Monarch Academy Baltimore is a public K-8 charter school that does things a little differently. They don't have bells, no rows of desks, and no lockers. Instead, murals documenting Baltimore City, reflecting the communities the students live in.
"We have our own mini city," Principal Kiara Hargrove said.
For many students, it's become a home away from home as staff work to create a loving environment and focus on addressing the whole child. The old Coca Cola bottling plant in the Coldstream-Homestead-Montebello community was renovated by The Children's Guild, which operates the school, in 2013 and houses over 1,000 students and staff from all zip codes of Baltimore
"I feel like we are just like one family," 8th grader Amanii Lassiter said.

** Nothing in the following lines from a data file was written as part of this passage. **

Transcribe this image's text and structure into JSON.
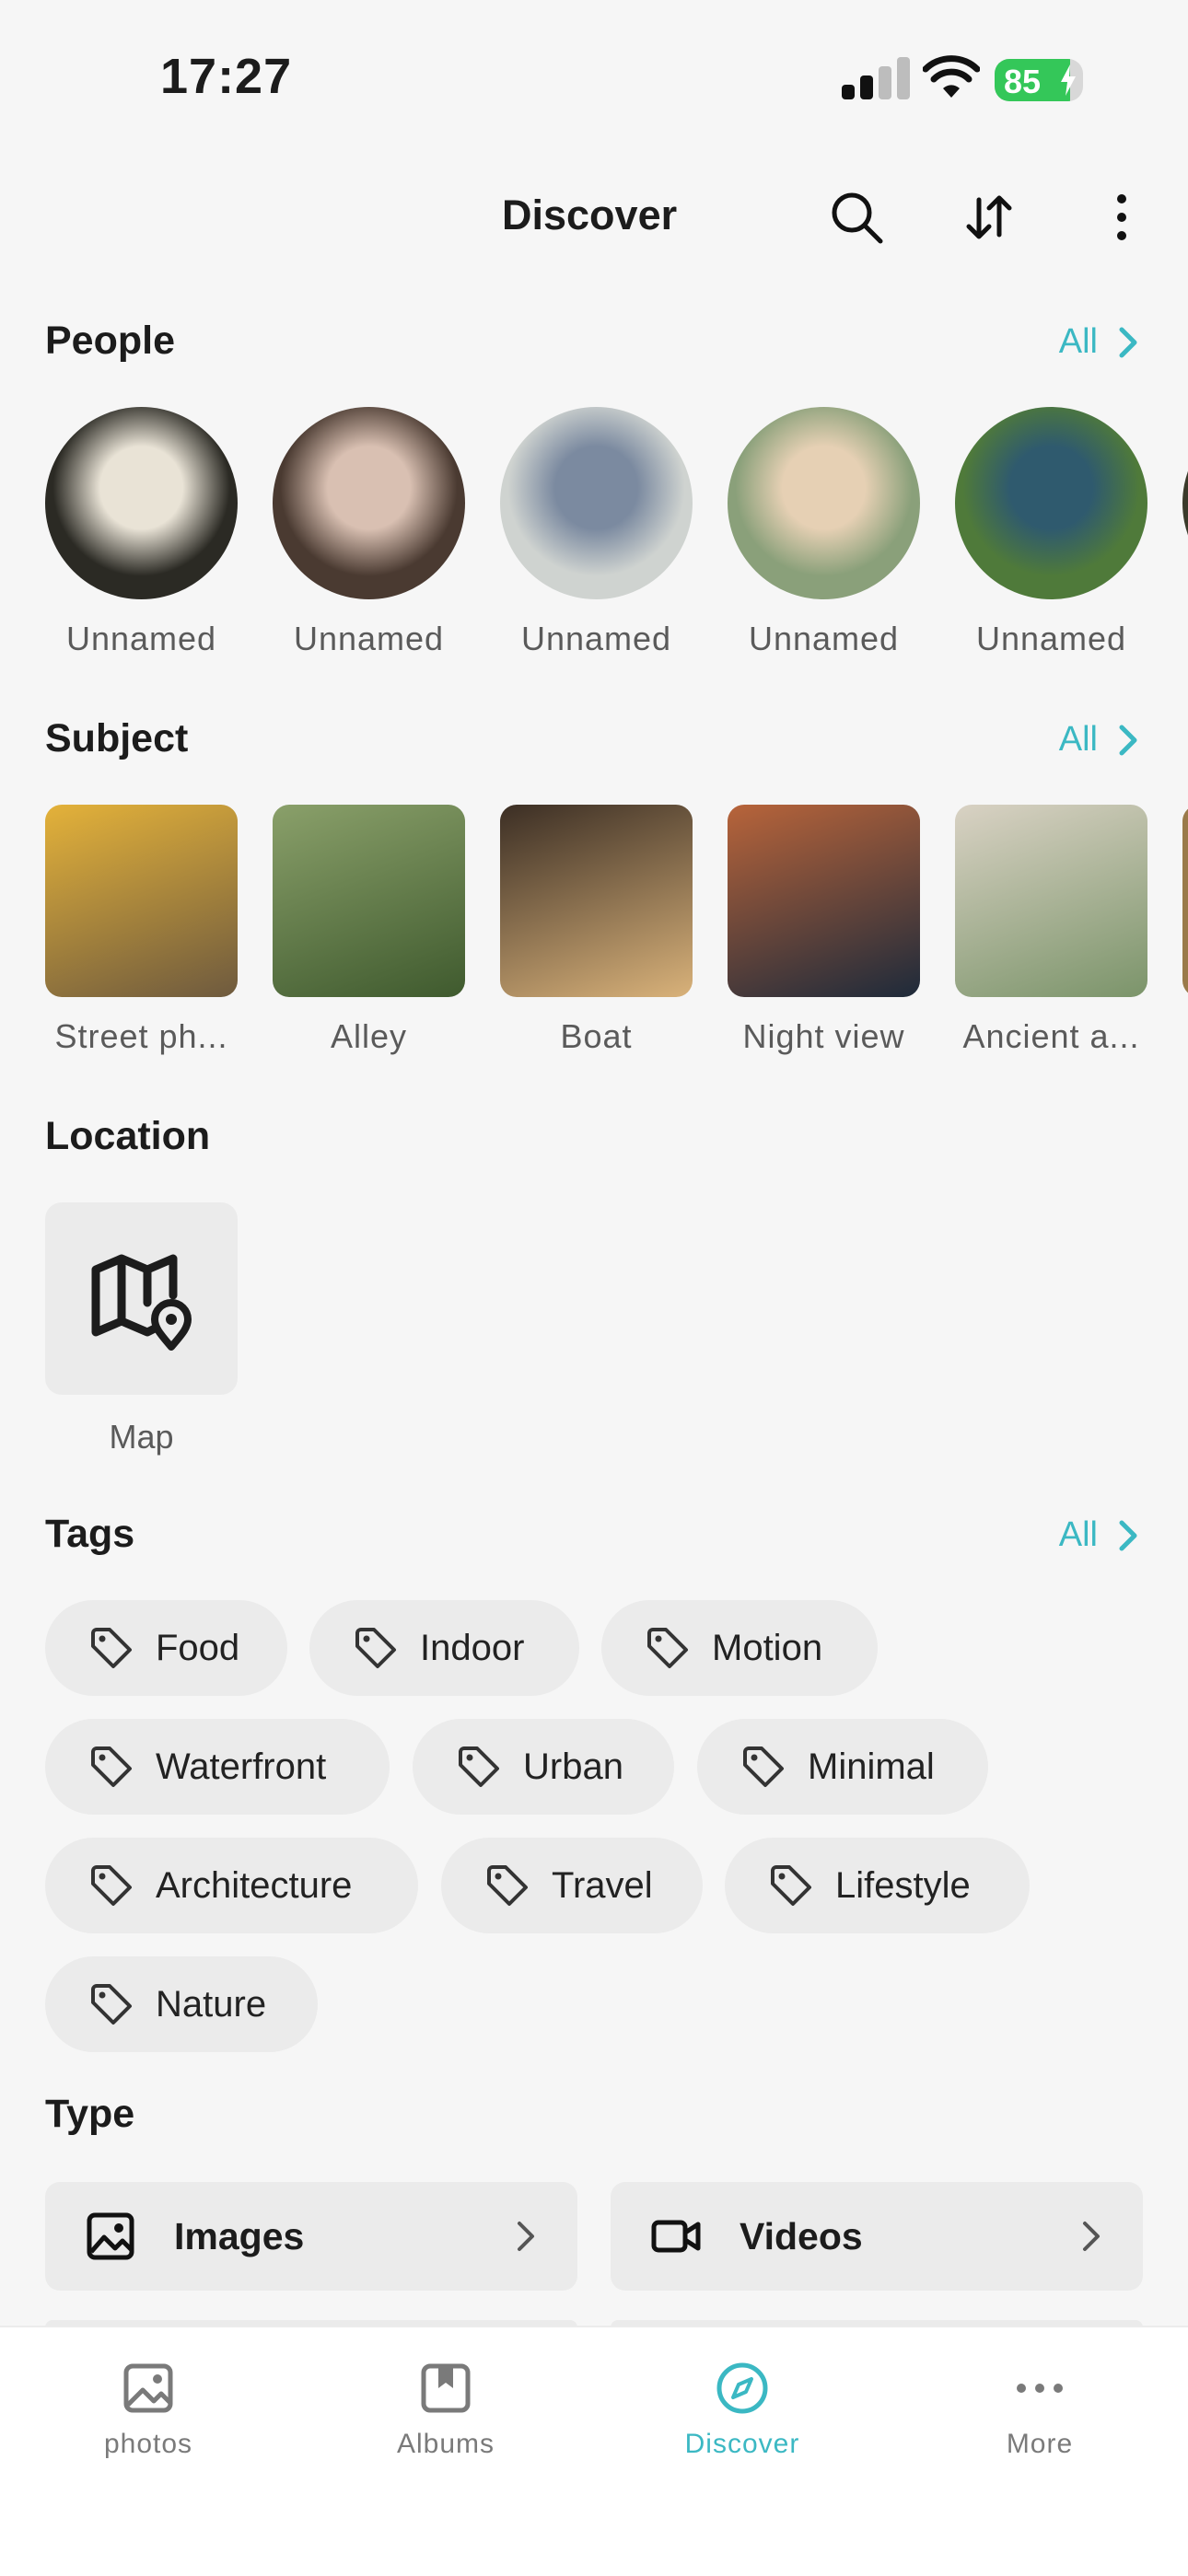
{
  "status_bar": {
    "time": "17:27",
    "battery": "85",
    "battery_level": 0.85
  },
  "header": {
    "title": "Discover",
    "icons": [
      "search-icon",
      "sort-icon",
      "more-vertical-icon"
    ]
  },
  "people": {
    "title": "People",
    "all_label": "All",
    "items": [
      {
        "name": "Unnamed",
        "colors": [
          "#2b2a24",
          "#e9e3d6"
        ]
      },
      {
        "name": "Unnamed",
        "colors": [
          "#4a3a31",
          "#d9c0b2"
        ]
      },
      {
        "name": "Unnamed",
        "colors": [
          "#cfd3d0",
          "#7b8aa0"
        ]
      },
      {
        "name": "Unnamed",
        "colors": [
          "#8aa07a",
          "#e6d0b4"
        ]
      },
      {
        "name": "Unnamed",
        "colors": [
          "#4f7a3a",
          "#2f5a6e"
        ]
      }
    ]
  },
  "subject": {
    "title": "Subject",
    "all_label": "All",
    "items": [
      {
        "label": "Street ph...",
        "colors": [
          "#6e5a3e",
          "#e4b23a"
        ]
      },
      {
        "label": "Alley",
        "colors": [
          "#3f5a2e",
          "#8aa06a"
        ]
      },
      {
        "label": "Boat",
        "colors": [
          "#d9b27a",
          "#3b2e24"
        ]
      },
      {
        "label": "Night view",
        "colors": [
          "#1e2a3a",
          "#b8643a"
        ]
      },
      {
        "label": "Ancient a...",
        "colors": [
          "#7b946a",
          "#d9d2c4"
        ]
      }
    ]
  },
  "location": {
    "title": "Location",
    "map_label": "Map"
  },
  "tags": {
    "title": "Tags",
    "all_label": "All",
    "items": [
      "Food",
      "Indoor",
      "Motion",
      "Waterfront",
      "Urban",
      "Minimal",
      "Architecture",
      "Travel",
      "Lifestyle",
      "Nature"
    ]
  },
  "type": {
    "title": "Type",
    "items": [
      {
        "label": "Images",
        "icon": "image-icon"
      },
      {
        "label": "Videos",
        "icon": "video-icon"
      }
    ]
  },
  "bottom_nav": {
    "items": [
      {
        "label": "photos",
        "icon": "photo-icon"
      },
      {
        "label": "Albums",
        "icon": "album-icon"
      },
      {
        "label": "Discover",
        "icon": "compass-icon",
        "active": true
      },
      {
        "label": "More",
        "icon": "more-horizontal-icon"
      }
    ]
  },
  "accent_color": "#3bb8c3"
}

That family is in jeopardy. Baltimore City Public Schools recommended the school close in June because a review found students weren't meeting state test score standards. It was shocking news to the school community.
"I was totally shocked and obviously very upset. It's not the answer. Everything is being based on a standardized test. The standardized test is not gong to continue. Maryland that decided not to even use the test after next year and yet that’s the basis for closing the school. It just doesn't make any sense. It clearly doesn’t address the whole child. The trauma issues that the kids in the city, and particularly those in the school, are dealing with and it's really a huge mistake to close the school," Children’s Guild Chief Growth Officer Stephen Baldwin said.

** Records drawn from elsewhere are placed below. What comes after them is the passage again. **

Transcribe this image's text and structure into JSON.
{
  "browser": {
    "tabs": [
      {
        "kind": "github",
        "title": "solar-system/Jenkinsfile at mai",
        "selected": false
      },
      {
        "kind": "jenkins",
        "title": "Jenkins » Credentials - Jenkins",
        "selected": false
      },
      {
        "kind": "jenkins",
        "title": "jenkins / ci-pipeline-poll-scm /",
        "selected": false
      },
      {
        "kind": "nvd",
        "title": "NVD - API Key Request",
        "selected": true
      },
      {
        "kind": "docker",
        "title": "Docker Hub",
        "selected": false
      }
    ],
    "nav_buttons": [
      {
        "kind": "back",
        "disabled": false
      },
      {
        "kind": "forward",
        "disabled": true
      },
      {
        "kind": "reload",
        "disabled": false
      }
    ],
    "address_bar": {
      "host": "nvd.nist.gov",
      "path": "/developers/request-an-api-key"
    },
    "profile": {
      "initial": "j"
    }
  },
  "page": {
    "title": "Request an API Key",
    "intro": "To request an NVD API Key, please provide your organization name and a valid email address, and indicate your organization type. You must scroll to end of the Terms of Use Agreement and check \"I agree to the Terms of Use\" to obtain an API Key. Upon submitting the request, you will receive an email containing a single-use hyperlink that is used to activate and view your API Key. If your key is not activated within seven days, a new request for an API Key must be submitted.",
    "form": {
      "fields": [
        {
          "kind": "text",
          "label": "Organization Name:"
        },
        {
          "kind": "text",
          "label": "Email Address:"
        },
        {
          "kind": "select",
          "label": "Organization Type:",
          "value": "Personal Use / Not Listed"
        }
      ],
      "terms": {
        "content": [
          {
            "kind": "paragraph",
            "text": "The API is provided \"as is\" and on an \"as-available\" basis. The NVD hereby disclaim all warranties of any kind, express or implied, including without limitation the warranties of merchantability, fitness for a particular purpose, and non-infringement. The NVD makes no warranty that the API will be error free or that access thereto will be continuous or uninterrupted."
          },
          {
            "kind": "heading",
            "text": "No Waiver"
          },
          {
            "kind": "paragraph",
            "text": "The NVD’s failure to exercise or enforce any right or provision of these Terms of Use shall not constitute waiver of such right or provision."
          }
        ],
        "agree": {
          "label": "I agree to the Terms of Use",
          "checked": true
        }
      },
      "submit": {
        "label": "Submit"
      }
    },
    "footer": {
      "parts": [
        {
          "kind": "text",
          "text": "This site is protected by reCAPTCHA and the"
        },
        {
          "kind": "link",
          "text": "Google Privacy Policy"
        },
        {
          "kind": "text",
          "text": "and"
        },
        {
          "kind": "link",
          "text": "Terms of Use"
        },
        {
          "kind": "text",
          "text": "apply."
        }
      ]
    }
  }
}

Hargrove and Chief Academic Officer Nakia Nicholson agree that it's not the whole picture.
"Academics are important but you have to address the whole child first and when you address the whole child, then our kids are gonna get there," Nicholson said.
She says they focus on improvement over time. Nicholson finds hope in students like 3rd grader Kamari Hatchett.
"I used to have a hard time and a couple months into the first quarter in first [grade] I started going kind of good," Hatchett said.
Nicholson says he's being modest. She says he came to school struggling with social interactions, but now have lots of new friends and has learned to read and cope.
"If I have a problem, let go and move on," Hatchett said.
Hargrove says closing the school would re-traumatize the students, many who come from economically disadvantaged neighborhoods, by sending them to new schools to make new friends.
"It's sad because I am gonna miss all my teachers, my friends and all the stuff I learned and I don't think the other school I'm gonna go to is gonna teach me everything," Hatchett said.
The review also found the schools is out of compliance in delivering required services for students with disabilities. Chief Organizational Learning Officer for the Children's Guild, Kelly Spanoghe, says clerical errors are what caused the low score and the school staff are following protocol.
"Because we individualize our approach for every child, we are really able to engage with the child at a deeper level and provide for the whole child. I think to not be able to continue to provide those services would be a detriment not only to the children, but to the community as well," Spanoghe said.
Since the recommendation came out, students and staff have been doing what they can to keep the school open, rallying twice outside of district headquarters to make their voices heard: that they are more than a test score.
"We're really unlearning behaviors that have been patterned over so many years and so when we get our kids who are new in the school, we are really teaching them how schools works, how to be a good neighbor, how to be a good citizen," Nicholson said.
"I have little siblings who are in lower grades and they like this school and it hurts me a lot to see them not wanna leave this school and go to another school and make new friends," 8th grader Kajinea Shelman said.
In the same City Schools review, Monarch was marked and developing in climate and effective in governance.
The school's report card put out last week by the State Department of Education gives them two stars overall, again showing low performance on the PARCC test and student growth. But school officials say almost 60% of city schools did the same as Monarch or worse. Monarch also has a slightly higher attendance average than the district.
"The last thing I want to do is send the students out to low-performing schools," Hargrove said.
Hargrove and Nicholson hope the Board of School Commissioners tasked with making the final decision vote to give them more time. Both are in the middle of just their second year at the school. They know the gaps and say they are working on them.
"We invest a lot of time in professional development in our teachers, on how to interact with students, how to keep them engaged," Hargrove said.
"We do believe in standardized assessments. We do believe in mastery, but we do acknowledge also that it takes time. That learning takes time and for some of our kids, it's gonna take more than a year," Nicholson said.
The board is holding a public hearing tonight from 7 p.m. - 9 p.m. to hear concerns about the potential school closures. Families rallied outside before going in to speak. Then the board will vote on whether to close the school on January 8th.
The Guild is also in process of buying 40 vacant homes in the area around the school to renovate and sell them as affordable housing, targeted for families and staff of Monarch. That program will continue even if the school closes.